(Data records for software interfaces)

Segment Open

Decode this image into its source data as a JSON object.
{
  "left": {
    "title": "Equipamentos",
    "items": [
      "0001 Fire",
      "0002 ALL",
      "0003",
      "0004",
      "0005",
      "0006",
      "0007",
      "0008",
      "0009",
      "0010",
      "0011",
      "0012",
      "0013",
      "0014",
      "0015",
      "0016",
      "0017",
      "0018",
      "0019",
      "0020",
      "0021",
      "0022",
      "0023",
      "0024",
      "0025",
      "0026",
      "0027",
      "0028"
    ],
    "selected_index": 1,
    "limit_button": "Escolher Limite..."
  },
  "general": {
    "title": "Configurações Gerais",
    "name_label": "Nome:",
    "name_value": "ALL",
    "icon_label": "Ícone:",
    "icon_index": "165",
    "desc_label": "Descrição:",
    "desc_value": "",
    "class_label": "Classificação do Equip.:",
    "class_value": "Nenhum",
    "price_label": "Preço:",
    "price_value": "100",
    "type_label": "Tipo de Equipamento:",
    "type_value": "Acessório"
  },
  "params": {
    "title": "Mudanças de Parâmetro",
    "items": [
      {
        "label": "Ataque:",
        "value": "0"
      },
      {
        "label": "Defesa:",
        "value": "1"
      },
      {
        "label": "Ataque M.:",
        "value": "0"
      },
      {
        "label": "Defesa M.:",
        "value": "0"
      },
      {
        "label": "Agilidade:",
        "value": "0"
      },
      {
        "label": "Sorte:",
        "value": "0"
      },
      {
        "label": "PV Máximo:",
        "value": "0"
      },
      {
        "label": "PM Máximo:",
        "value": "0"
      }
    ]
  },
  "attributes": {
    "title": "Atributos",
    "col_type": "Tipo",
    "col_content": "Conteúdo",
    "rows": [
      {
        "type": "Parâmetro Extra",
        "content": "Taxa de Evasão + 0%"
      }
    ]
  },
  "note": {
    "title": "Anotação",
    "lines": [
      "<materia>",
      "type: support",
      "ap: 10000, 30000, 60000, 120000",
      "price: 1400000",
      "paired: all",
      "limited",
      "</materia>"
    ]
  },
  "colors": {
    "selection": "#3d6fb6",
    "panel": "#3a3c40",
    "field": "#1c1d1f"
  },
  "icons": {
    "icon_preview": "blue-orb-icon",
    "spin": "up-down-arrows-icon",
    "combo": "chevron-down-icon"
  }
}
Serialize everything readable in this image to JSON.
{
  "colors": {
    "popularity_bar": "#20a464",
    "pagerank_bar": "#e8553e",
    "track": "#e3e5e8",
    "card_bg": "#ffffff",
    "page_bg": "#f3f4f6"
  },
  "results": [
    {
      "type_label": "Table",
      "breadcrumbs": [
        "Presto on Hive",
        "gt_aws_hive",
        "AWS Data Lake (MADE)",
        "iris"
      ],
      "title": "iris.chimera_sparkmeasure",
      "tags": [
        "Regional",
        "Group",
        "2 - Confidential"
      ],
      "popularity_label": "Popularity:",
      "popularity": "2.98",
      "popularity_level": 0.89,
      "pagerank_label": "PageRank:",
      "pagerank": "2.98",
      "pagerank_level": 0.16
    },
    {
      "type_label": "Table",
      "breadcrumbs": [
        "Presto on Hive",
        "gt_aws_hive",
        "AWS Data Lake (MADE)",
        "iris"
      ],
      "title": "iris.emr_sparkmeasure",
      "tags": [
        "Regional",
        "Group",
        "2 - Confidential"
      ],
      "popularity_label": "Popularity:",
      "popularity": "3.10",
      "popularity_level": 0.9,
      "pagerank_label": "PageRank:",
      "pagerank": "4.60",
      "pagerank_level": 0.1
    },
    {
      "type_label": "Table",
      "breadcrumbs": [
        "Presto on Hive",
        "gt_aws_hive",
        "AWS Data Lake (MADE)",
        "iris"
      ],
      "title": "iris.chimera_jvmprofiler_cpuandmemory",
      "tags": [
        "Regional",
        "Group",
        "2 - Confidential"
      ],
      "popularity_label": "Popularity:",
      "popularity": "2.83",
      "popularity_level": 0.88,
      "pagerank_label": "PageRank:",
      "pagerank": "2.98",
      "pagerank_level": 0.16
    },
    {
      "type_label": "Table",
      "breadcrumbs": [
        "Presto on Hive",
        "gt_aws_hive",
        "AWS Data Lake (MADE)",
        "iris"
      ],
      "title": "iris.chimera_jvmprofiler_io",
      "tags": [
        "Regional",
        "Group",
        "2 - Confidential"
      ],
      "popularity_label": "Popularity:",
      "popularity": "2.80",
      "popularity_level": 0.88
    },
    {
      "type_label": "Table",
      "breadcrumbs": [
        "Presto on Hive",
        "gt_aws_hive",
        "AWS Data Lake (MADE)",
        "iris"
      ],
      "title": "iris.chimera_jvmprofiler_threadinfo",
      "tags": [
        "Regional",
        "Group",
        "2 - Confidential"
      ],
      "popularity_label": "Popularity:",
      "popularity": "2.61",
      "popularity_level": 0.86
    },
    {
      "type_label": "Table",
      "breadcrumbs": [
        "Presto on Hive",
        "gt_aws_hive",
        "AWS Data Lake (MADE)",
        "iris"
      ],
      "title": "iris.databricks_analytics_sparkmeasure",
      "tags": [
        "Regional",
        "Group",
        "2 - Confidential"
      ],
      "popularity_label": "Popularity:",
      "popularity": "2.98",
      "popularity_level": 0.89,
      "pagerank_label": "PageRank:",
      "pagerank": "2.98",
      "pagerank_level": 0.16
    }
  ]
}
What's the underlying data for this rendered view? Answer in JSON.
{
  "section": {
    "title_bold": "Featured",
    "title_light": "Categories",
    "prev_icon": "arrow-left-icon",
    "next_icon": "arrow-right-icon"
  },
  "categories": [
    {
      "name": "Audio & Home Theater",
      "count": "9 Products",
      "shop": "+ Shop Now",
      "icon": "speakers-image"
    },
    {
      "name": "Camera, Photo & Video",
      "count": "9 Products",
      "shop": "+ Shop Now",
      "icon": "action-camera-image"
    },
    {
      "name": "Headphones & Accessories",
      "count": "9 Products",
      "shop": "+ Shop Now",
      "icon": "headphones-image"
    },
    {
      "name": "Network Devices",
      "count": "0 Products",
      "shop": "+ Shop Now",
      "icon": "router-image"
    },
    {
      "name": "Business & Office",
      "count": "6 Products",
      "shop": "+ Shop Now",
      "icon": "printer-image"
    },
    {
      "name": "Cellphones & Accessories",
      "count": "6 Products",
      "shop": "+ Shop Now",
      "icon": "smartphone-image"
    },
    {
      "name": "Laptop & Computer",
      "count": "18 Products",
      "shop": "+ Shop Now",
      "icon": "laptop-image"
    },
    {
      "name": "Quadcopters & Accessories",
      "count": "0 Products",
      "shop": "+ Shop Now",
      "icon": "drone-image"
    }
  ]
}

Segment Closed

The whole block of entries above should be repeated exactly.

Decode this image into its source data as a JSON object.
{
  "left": {
    "title": "Equipamentos",
    "items": [
      "0001 Fire",
      "0002 ALL",
      "0003",
      "0004",
      "0005",
      "0006",
      "0007",
      "0008",
      "0009",
      "0010",
      "0011",
      "0012",
      "0013",
      "0014",
      "0015",
      "0016",
      "0017",
      "0018",
      "0019",
      "0020",
      "0021",
      "0022",
      "0023",
      "0024",
      "0025",
      "0026",
      "0027",
      "0028"
    ],
    "selected_index": 1,
    "limit_button": "Escolher Limite..."
  },
  "general": {
    "title": "Configurações Gerais",
    "name_label": "Nome:",
    "name_value": "ALL",
    "icon_label": "Ícone:",
    "icon_index": "165",
    "desc_label": "Descrição:",
    "desc_value": "",
    "class_label": "Classificação do Equip.:",
    "class_value": "Nenhum",
    "price_label": "Preço:",
    "price_value": "100",
    "type_label": "Tipo de Equipamento:",
    "type_value": "Acessório"
  },
  "params": {
    "title": "Mudanças de Parâmetro",
    "items": [
      {
        "label": "Ataque:",
        "value": "0"
      },
      {
        "label": "Defesa:",
        "value": "1"
      },
      {
        "label": "Ataque M.:",
        "value": "0"
      },
      {
        "label": "Defesa M.:",
        "value": "0"
      },
      {
        "label": "Agilidade:",
        "value": "0"
      },
      {
        "label": "Sorte:",
        "value": "0"
      },
      {
        "label": "PV Máximo:",
        "value": "0"
      },
      {
        "label": "PM Máximo:",
        "value": "0"
      }
    ]
  },
  "attributes": {
    "title": "Atributos",
    "col_type": "Tipo",
    "col_content": "Conteúdo",
    "rows": [
      {
        "type": "Parâmetro Extra",
        "content": "Taxa de Evasão + 0%"
      }
    ]
  },
  "note": {
    "title": "Anotação",
    "lines": [
      "<materia>",
      "type: support",
      "ap: 10000, 30000, 60000, 120000",
      "price: 1400000",
      "paired: all",
      "limited",
      "</materia>"
    ]
  },
  "colors": {
    "selection": "#3d6fb6",
    "panel": "#3a3c40",
    "field": "#1c1d1f"
  },
  "icons": {
    "icon_preview": "blue-orb-icon",
    "spin": "up-down-arrows-icon",
    "combo": "chevron-down-icon"
  }
}
Serialize everything readable in this image to JSON.
{
  "colors": {
    "popularity_bar": "#20a464",
    "pagerank_bar": "#e8553e",
    "track": "#e3e5e8",
    "card_bg": "#ffffff",
    "page_bg": "#f3f4f6"
  },
  "results": [
    {
      "type_label": "Table",
      "breadcrumbs": [
        "Presto on Hive",
        "gt_aws_hive",
        "AWS Data Lake (MADE)",
        "iris"
      ],
      "title": "iris.chimera_sparkmeasure",
      "tags": [
        "Regional",
        "Group",
        "2 - Confidential"
      ],
      "popularity_label": "Popularity:",
      "popularity": "2.98",
      "popularity_level": 0.89,
      "pagerank_label": "PageRank:",
      "pagerank": "2.98",
      "pagerank_level": 0.16
    },
    {
      "type_label": "Table",
      "breadcrumbs": [
        "Presto on Hive",
        "gt_aws_hive",
        "AWS Data Lake (MADE)",
        "iris"
      ],
      "title": "iris.emr_sparkmeasure",
      "tags": [
        "Regional",
        "Group",
        "2 - Confidential"
      ],
      "popularity_label": "Popularity:",
      "popularity": "3.10",
      "popularity_level": 0.9,
      "pagerank_label": "PageRank:",
      "pagerank": "4.60",
      "pagerank_level": 0.1
    },
    {
      "type_label": "Table",
      "breadcrumbs": [
        "Presto on Hive",
        "gt_aws_hive",
        "AWS Data Lake (MADE)",
        "iris"
      ],
      "title": "iris.chimera_jvmprofiler_cpuandmemory",
      "tags": [
        "Regional",
        "Group",
        "2 - Confidential"
      ],
      "popularity_label": "Popularity:",
      "popularity": "2.83",
      "popularity_level": 0.88,
      "pagerank_label": "PageRank:",
      "pagerank": "2.98",
      "pagerank_level": 0.16
    },
    {
      "type_label": "Table",
      "breadcrumbs": [
        "Presto on Hive",
        "gt_aws_hive",
        "AWS Data Lake (MADE)",
        "iris"
      ],
      "title": "iris.chimera_jvmprofiler_io",
      "tags": [
        "Regional",
        "Group",
        "2 - Confidential"
      ],
      "popularity_label": "Popularity:",
      "popularity": "2.80",
      "popularity_level": 0.88
    },
    {
      "type_label": "Table",
      "breadcrumbs": [
        "Presto on Hive",
        "gt_aws_hive",
        "AWS Data Lake (MADE)",
        "iris"
      ],
      "title": "iris.chimera_jvmprofiler_threadinfo",
      "tags": [
        "Regional",
        "Group",
        "2 - Confidential"
      ],
      "popularity_label": "Popularity:",
      "popularity": "2.61",
      "popularity_level": 0.86
    },
    {
      "type_label": "Table",
      "breadcrumbs": [
        "Presto on Hive",
        "gt_aws_hive",
        "AWS Data Lake (MADE)",
        "iris"
      ],
      "title": "iris.databricks_analytics_sparkmeasure",
      "tags": [
        "Regional",
        "Group",
        "2 - Confidential"
      ],
      "popularity_label": "Popularity:",
      "popularity": "2.98",
      "popularity_level": 0.89,
      "pagerank_label": "PageRank:",
      "pagerank": "2.98",
      "pagerank_level": 0.16
    }
  ]
}
What's the underlying data for this rendered view? Answer in JSON.
{
  "section": {
    "title_bold": "Featured",
    "title_light": "Categories",
    "prev_icon": "arrow-left-icon",
    "next_icon": "arrow-right-icon"
  },
  "categories": [
    {
      "name": "Audio & Home Theater",
      "count": "9 Products",
      "shop": "+ Shop Now",
      "icon": "speakers-image"
    },
    {
      "name": "Camera, Photo & Video",
      "count": "9 Products",
      "shop": "+ Shop Now",
      "icon": "action-camera-image"
    },
    {
      "name": "Headphones & Accessories",
      "count": "9 Products",
      "shop": "+ Shop Now",
      "icon": "headphones-image"
    },
    {
      "name": "Network Devices",
      "count": "0 Products",
      "shop": "+ Shop Now",
      "icon": "router-image"
    },
    {
      "name": "Business & Office",
      "count": "6 Products",
      "shop": "+ Shop Now",
      "icon": "printer-image"
    },
    {
      "name": "Cellphones & Accessories",
      "count": "6 Products",
      "shop": "+ Shop Now",
      "icon": "smartphone-image"
    },
    {
      "name": "Laptop & Computer",
      "count": "18 Products",
      "shop": "+ Shop Now",
      "icon": "laptop-image"
    },
    {
      "name": "Quadcopters & Accessories",
      "count": "0 Products",
      "shop": "+ Shop Now",
      "icon": "drone-image"
    }
  ]
}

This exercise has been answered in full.